The campaign consists of destroy, defend or destroy and defend missions. The game plays best in the destroy missions. You can virtually ignore the strategy game and enjoy driving tanks around, blowing the hell out of stuff. Defend missions are harder since you just can't be everywhere at once, so you need to count on your AI underlings to control many of the units on the map.
The biggest problem with the game is that the infantryman "vehicle" is a joke. Actually, control here is very vehicle-like – order your guy forward and he'll start out walking slowly, then gradually build up speed into a run. The helicopter is not much better. Think of this as a tank game with a few "just for grins" add-ons. The strategy part of the game is also limited. There's no way to tell the health of a unit, or set waypoints or patrol routes. You can't issue orders when paused, nor can you "lasso" a bunch of units and order them to attack as in every other real-time strategy game. Granted, this isn't really the game's primary focus, but if they're going to put it in there, they should do it right.
The tank-driving part has a few foibles as well, the biggest being a lack of control customization. There are several optional control schemes to choose from, but if none suit your personal taste, you're out of luck. Additional flaws include an AI for your friendlies that leaves much to be desired, and a lack of mid-mission saving.
Now for the good stuff. First of all, this is one of the most gorgeous games (in a martial kind of way) on the market. Tanks "brew-up" in a glorious blossom of flames and smoke. Tracers from machine gun fire kick up dirt, then spin unfortunate grunts around in a lovely dance of death. Vehicles leave plumes of dust and tracks in the dirt.
DID hit the sweet spot in difficulty. Hitting an immobile enemy when you're stationary is child's play. The tank's main gun has a targeting feature that makes a SABOT round fly like a guided missile. Once everyone's moving, though, you need to learn to lead your target. Bouncing over rough ground, trading shells with an enemy offers a damn-near perfect moment of gaming. Hitting an enemy tank, then seeing it emerge from the roiling smoke and flame undeterred, it's turret aimed straight at you, will have you gulping with fear and giggling in delight at the same time. It's just wonderful stuff.

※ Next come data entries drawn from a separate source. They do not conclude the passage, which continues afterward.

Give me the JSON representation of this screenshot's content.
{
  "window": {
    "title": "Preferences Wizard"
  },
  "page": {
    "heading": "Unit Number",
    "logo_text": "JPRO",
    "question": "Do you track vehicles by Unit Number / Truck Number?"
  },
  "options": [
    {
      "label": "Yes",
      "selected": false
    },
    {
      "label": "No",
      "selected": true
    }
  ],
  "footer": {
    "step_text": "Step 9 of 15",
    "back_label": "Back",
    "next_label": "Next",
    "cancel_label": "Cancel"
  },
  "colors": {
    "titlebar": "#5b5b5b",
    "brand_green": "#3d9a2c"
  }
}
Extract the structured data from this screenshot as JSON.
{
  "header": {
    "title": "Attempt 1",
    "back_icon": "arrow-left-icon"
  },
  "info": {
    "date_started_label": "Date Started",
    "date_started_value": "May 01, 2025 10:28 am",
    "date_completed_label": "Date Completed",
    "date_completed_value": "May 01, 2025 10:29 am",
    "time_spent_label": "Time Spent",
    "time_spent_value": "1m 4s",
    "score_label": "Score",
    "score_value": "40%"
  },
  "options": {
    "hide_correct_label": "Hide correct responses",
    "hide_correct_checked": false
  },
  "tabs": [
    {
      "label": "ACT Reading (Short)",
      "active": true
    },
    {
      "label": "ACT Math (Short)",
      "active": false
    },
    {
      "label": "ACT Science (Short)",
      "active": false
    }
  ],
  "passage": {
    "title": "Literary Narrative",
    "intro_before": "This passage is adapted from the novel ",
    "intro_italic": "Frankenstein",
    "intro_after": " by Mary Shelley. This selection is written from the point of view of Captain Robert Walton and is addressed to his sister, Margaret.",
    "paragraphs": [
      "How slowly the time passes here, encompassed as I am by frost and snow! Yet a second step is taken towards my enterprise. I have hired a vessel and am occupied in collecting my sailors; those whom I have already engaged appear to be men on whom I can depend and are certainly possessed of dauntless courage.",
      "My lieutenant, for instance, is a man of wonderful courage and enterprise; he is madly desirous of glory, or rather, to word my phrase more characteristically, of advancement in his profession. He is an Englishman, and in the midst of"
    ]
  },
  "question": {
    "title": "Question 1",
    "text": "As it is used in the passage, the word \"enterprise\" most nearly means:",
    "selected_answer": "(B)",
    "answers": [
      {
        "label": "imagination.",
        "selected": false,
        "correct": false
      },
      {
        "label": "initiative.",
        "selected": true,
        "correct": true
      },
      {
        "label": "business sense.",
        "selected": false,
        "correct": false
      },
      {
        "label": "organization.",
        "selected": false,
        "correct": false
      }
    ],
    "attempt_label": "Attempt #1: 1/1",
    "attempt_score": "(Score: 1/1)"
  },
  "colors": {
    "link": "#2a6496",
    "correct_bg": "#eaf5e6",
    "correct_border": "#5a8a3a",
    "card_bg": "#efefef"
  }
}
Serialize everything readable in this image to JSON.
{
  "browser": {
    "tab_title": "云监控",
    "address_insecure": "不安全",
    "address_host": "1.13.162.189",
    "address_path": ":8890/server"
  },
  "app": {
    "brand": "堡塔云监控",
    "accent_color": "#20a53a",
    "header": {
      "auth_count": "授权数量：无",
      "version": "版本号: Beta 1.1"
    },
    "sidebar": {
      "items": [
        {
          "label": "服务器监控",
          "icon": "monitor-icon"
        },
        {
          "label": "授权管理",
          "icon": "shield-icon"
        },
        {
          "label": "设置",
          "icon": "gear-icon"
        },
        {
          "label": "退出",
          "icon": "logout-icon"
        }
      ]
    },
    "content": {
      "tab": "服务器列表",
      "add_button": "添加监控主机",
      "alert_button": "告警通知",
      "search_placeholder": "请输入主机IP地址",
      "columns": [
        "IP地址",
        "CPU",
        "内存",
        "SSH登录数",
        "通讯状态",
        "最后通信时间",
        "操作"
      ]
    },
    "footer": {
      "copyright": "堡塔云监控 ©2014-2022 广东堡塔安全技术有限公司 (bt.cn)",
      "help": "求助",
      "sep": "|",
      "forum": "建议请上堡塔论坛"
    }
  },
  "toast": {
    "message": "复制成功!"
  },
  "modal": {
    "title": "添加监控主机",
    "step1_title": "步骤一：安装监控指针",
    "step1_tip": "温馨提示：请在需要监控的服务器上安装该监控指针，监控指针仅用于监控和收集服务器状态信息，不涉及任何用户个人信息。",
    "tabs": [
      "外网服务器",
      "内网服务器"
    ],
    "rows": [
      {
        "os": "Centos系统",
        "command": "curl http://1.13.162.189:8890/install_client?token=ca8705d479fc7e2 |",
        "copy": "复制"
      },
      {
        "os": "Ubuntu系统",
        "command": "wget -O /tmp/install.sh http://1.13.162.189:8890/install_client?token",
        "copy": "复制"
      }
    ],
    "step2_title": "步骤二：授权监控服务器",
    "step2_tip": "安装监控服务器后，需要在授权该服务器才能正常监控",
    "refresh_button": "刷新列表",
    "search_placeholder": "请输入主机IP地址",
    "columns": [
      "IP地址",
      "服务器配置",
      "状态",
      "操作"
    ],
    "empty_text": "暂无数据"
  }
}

Will you still be playing Wargasm next Christmas? No, probably not. It's a sweet confection of a game, delightful in small doses but a bit monotonous with time. But until then, it's great fun and recommended to gamers who don't need six months playing time out of every title."
Reviewed by: Underdogs